Im Sortiment seit:
Kartoniert / Broschiert
Hodder And Stoughton Ltd.
A 62-year-old writer - initials S.H. - discovers the journal she wrote during her first year in New York in 1978/9 and looks back on her 23-year-old self with amusement and anger. Reproducing extracts from it, which include parts of the novel she'd set herself 12 months to write about a teenage boy obsessed with Sherlock Holmes, she relives an exhilarating, eventful and often frightening year.

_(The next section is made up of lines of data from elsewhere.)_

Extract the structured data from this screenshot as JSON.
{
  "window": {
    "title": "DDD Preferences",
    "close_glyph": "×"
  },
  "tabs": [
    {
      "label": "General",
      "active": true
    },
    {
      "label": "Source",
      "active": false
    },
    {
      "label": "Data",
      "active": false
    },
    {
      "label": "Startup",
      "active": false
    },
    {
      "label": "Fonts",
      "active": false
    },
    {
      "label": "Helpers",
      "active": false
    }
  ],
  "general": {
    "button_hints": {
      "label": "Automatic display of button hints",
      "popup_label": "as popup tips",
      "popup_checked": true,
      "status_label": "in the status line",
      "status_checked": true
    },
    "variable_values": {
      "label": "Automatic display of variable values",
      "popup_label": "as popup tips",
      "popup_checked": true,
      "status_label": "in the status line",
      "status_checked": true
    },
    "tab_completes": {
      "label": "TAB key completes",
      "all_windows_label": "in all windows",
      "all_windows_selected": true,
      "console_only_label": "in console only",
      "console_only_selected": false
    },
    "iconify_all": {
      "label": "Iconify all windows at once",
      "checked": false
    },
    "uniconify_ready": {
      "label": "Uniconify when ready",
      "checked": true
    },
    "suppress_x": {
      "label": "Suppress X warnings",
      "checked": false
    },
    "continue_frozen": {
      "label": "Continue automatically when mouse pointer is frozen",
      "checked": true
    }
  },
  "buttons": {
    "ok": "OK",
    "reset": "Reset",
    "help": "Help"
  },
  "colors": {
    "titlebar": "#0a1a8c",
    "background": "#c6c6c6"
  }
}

Then she was fresh from Minnesota, poor, innocent and hungry for all the city could offer - new friends, books, sex, poetry, ideas, LIFE! She does eventually make friends, but her experiences with men go from the disappointing to far worse. And from the outset she is caught up in a mystery: her neighbour chants bizarre things through the paper-thin walls of her apartment, with references to the murder of a young girl. S.H. becomes fixated on discovering the truth about the woman next door.
Now, our heroine can see that both she and her neighbour were victims of their era, when women were second-class citizens. But, if she considers the recent presidential election - 'I hear the roaring spleen of the white crowd as they spit and scream at the woman. The abomination. Cast her out'. - how much has fundamentally changed?
Siri Hustvedt's first novel, The Blindfold , was published by Sceptre in 1993. Since then she has published The Enchantment of Lily Dahl , What I Loved , The Sorrows of an American , The Summer Without Men and The Blazing World , which was longlisted for the Man Booker Prize in 2014 and won the Los Angeles Times Book Prize for Fiction. She is also the author of the poetry collection Reading To You , and five collections of essays - Yonder , Mysteries of the Rectangle : Essays on Painting , A Plea for Eros, Living , Thinking , Looking , and A Woman Looking at Men Looking at Women: Essays on Art, Sex and the Mind, as well as the memoir The Shaking Woman or A History of My Nerves . Born in Minnesota, Siri Hustvedt now lives in Brooklyn, New York. She has a PhD in English from Columbia University and is also Lecturer in Psychiatry at Weill Cornell Medical College. In 2012, she was awarded the International Gabarron Prize for Thought and Humanities.